| David O'Hagan
Hometown: Wayzata, MN
High School: Breck HS
Major: Political Science
by Kyle McRae
From the time he was young, David O'Hagan wanted to get the best education he could and play athletics at the highest level possible in college. A three-sport standout with an excellent academic record as a prep at Breck High School near Minneapolis, O'Hagan got that wish when he arrived at Stanford in the fall of 2000.
Despite his enormous success as a prep baseball player that included a combined 19-2 record, an 0.63 ERA, 266 strikeouts in 131.0 innings and four no-hitters over his final two seasons, the self-described "undersized righthander" had to start on the bottom of the barrel when he arrived on The Farm in the fall of 2000.
"I was given some advice by a teammate in my freshman year that 'baseball at Stanford would be whatever I made out of it'," recalled O'Hagan. "I took those words to heart. I knew that I would have to go that extra mile day-in and day-out. I didn't want to do just what every one else was doing."

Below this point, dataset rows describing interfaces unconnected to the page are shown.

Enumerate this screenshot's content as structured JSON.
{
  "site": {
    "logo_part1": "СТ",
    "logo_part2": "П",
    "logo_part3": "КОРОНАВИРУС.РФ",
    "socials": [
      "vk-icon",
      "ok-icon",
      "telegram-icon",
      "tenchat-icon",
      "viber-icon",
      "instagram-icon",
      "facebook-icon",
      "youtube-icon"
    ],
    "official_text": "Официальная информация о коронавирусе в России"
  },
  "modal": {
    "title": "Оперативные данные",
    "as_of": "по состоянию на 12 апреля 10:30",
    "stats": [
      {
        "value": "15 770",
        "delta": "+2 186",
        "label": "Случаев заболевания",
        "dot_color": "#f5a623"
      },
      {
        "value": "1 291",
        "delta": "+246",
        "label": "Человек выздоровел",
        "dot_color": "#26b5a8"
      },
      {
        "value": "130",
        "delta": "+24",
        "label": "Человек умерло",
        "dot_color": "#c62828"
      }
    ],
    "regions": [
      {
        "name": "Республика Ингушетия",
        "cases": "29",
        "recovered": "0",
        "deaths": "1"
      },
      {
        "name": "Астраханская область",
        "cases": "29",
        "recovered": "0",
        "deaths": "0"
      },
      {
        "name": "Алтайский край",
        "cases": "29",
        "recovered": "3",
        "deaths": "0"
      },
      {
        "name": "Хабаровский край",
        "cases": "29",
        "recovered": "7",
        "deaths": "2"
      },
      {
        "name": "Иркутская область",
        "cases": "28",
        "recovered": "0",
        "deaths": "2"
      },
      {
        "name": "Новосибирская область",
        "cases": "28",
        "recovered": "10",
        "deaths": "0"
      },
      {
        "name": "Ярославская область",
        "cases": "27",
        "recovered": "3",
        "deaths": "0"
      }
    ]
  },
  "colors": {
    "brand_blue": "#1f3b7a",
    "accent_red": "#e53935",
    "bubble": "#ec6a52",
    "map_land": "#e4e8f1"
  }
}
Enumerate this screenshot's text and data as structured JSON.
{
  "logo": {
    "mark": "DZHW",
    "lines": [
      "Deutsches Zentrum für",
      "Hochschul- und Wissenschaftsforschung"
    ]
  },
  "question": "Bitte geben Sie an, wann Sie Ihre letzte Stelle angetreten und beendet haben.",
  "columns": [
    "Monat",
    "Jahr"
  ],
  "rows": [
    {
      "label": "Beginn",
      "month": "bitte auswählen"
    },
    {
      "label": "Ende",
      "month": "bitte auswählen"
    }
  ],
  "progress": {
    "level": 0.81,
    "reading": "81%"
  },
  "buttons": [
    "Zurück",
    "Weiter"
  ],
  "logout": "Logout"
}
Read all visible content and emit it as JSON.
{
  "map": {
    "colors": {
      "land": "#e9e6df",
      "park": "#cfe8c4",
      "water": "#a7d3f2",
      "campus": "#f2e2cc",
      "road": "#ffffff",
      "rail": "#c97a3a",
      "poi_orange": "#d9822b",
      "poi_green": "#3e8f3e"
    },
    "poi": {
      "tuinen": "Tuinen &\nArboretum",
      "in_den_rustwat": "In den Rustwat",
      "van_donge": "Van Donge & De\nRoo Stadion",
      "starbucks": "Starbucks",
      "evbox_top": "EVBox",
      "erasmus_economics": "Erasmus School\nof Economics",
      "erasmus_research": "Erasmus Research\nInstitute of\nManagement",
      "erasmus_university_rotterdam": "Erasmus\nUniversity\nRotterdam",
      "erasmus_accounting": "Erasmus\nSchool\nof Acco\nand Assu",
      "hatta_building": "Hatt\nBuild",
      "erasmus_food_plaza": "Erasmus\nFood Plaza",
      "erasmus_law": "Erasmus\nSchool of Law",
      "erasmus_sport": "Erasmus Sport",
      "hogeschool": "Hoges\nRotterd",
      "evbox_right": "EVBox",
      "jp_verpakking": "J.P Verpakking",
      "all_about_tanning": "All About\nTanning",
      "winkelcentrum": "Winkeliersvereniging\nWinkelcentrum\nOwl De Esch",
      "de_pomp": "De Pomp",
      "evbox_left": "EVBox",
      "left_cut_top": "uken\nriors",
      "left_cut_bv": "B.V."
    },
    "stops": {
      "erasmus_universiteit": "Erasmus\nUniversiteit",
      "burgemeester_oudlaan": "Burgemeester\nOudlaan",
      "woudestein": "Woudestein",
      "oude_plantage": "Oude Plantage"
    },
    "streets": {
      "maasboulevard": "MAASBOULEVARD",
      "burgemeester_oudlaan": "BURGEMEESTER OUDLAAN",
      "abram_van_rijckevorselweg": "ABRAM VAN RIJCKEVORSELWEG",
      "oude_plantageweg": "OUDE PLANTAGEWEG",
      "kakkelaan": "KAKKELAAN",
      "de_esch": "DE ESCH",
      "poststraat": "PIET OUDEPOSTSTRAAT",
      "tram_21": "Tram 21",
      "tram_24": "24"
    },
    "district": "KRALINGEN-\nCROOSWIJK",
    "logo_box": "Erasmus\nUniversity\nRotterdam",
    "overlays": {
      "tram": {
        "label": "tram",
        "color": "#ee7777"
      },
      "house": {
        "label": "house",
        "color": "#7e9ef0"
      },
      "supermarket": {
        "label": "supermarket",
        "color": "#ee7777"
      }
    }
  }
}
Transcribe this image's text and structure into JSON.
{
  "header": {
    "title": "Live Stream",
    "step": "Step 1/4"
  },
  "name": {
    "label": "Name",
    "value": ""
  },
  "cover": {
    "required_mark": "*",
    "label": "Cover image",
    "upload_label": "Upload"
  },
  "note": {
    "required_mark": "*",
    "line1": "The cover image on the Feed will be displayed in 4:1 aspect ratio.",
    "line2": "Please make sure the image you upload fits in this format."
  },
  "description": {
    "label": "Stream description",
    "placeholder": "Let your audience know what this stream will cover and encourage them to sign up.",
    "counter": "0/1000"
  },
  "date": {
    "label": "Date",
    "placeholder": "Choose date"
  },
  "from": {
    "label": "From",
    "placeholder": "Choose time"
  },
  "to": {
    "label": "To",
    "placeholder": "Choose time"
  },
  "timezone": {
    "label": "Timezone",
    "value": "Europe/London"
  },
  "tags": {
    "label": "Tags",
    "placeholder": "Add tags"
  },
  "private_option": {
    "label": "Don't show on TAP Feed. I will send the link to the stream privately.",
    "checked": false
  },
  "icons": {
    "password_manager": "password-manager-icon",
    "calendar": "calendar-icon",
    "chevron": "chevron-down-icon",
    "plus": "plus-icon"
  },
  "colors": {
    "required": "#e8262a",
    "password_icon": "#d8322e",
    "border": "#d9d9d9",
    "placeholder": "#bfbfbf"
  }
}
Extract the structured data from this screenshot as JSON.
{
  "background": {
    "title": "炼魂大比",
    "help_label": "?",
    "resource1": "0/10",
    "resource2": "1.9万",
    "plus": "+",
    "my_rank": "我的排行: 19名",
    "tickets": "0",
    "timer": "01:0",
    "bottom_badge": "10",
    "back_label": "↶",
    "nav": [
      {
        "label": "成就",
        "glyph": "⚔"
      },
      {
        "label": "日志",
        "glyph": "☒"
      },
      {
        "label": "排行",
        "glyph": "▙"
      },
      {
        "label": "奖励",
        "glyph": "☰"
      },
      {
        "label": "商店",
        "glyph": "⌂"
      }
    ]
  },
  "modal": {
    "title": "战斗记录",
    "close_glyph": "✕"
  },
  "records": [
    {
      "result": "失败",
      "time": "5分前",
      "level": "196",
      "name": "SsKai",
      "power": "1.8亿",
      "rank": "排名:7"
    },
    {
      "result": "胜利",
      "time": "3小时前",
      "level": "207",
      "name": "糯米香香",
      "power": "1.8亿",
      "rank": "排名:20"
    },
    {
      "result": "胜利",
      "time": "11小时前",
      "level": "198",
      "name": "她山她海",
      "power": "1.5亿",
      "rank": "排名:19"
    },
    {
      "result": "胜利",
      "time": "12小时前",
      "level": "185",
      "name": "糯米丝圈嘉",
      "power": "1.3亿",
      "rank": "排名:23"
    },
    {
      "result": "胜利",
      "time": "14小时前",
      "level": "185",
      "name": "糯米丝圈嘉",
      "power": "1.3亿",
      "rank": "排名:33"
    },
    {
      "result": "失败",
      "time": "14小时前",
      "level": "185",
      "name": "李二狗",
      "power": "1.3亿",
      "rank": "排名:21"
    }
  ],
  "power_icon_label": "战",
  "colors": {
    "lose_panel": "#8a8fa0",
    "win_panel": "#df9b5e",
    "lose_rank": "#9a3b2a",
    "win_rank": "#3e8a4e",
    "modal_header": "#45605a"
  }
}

O'Hagan decided that good old fashion extra hard work would be his answer. He lifted weights on his own, stayed for extra bullpen work after practice, and bugged pitching coach Tom Kunis for extra advice and help.
"I think I was kind of a nuisance to (pitching) coach (Tom) Kunis for a while, but I stayed with it because I really wanted to improve," laughed O'Hagan. "The best thing for me about Stanford Baseball in my freshman year was that I knew I would have an opportunity to pitch in some fashion just about every week."
For O'Hagan, none of those opportunities actually came in games. Still, he was happy with the repeated opportunities he was getting to pitch in scrimmage situations during practice and took those opportunities to live up to his motto.
"I just wanted to try my best get better every day," said O'Hagan.
And he did.
After a season's worth of intrasquad games as a freshman, O'Hagan finally showed off some of his stuff on the field in the summer of 2001, posting a 2.76 ERA in 49.0 innings for the Hawaii-Island Movers coached by current Cardinal assistant coach Dave Nakama.
In 2002, O'Hagan finally got his chance for the Cardinal, making nine appearances and pitching 12.1 innings.
"My Stanford Baseball career has been a series of stages," said O'Hagan. "At first, I was excited to put on a uniform, then I really wanted to play and contribute, now that I've gotten the chance to play, I want to play well and be a more vital part of the team."
"The whole approach of this program is to give guys opportunities," said O'Hagan. "Getting a chance to pitch just about every week in my freshman season really helped me get to where I am today."
Today, O'Hagan is a mainstay in the middle of the Cardinal bullpen. He co-leads the team with 12 appearances and has posted a 4-1 record with a pair of saves, picking up wins in three of his last four outings. He has even turned himself into a strikeout pitcher with 33 strikeouts in 24.2 innings for a team-high 12.04 strikeouts per nine inning average, thanks primarily to a big curve ball and a sneaky fastball.
"My day-to-day approach has not changed since my freshman year," emphasized O'Hagan. "I couldn't see myself not doing everything I could to get better, because I don't want to be in a position where I look back and say that if I had done things differently then look what could have happened. You only have a limited time to play athletics. I would like to get most out of the time that I have so that I can look back and not have any regrets."
"I want to do everything I can to help this team win," emphasized O'Hagan. "Every year it seems that we have a great chance to make it to Omaha, and I want to help this team get there. This program prides itself on winning baseball games and the coaching staff is going to do everything it can to win games. Hopefully, we've got the right mix of guys to take it all the way there."
"Stepping on the hill in Omaha would be everything I dreamed of growing up," dreamed O'Hagan, "Now, that would be unbelievable."
It may not be nearly as unbelievable as he may of thought and if the Cardinal makes it back to the promised land of college baseball this June, O'Hagan should be a big part of it.